RECORD EXTRACTS Start Marker

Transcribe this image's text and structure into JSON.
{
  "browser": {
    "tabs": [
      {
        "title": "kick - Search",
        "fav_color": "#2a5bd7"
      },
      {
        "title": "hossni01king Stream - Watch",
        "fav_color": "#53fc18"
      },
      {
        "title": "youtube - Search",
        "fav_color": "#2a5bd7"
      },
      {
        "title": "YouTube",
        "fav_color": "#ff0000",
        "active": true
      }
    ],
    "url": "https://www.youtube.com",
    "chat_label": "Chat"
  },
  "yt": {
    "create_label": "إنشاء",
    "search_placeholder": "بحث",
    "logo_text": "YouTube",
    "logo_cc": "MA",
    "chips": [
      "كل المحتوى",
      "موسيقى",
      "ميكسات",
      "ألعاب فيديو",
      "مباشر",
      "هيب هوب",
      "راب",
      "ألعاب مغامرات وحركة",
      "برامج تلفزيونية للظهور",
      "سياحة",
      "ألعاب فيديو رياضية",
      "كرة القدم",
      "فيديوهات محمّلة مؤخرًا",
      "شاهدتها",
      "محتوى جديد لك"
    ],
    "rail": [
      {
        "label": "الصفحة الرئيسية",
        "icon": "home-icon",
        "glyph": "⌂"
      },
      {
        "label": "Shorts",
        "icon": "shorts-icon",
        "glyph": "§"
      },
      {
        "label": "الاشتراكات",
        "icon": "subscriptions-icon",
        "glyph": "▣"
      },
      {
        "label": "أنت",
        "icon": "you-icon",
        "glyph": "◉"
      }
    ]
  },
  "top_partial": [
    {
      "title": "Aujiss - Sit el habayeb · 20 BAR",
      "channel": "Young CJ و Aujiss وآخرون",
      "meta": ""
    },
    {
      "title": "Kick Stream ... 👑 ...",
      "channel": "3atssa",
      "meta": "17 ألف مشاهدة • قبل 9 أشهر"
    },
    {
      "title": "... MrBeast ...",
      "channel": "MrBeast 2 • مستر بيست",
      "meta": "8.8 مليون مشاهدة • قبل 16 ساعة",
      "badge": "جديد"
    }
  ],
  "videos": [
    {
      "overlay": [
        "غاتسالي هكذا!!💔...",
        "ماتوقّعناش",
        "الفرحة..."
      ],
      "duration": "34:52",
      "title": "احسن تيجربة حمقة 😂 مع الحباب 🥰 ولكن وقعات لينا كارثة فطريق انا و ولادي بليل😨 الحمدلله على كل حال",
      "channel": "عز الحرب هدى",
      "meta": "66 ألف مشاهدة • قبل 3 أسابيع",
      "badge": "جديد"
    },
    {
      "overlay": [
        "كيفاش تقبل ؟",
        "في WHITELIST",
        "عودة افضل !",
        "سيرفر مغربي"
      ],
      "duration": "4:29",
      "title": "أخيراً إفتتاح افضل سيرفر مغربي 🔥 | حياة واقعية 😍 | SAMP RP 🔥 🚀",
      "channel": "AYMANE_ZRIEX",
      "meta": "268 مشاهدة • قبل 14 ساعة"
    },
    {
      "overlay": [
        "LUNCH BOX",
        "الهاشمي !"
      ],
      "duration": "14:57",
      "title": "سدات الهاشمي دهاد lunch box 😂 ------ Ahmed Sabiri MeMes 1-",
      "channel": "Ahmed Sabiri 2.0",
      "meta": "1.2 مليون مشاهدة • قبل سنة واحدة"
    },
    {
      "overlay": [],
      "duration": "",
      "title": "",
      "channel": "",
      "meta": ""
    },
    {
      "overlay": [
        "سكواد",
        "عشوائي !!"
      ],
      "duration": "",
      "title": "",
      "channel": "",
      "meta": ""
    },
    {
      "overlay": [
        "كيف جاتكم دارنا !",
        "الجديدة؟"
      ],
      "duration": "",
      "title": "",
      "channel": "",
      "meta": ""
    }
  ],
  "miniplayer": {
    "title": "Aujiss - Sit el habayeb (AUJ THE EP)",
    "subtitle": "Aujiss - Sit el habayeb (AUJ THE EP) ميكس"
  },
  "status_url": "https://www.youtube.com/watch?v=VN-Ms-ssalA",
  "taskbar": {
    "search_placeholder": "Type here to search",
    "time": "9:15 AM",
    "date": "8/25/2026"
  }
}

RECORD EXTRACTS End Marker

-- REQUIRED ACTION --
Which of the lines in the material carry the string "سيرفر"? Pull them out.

-- EXPECTED ANSWER --
        "سيرفر مغربي"
      "title": "أخيراً إفتتاح افضل سيرفر مغربي 🔥 | حياة واقعية 😍 | SAMP RP 🔥 🚀",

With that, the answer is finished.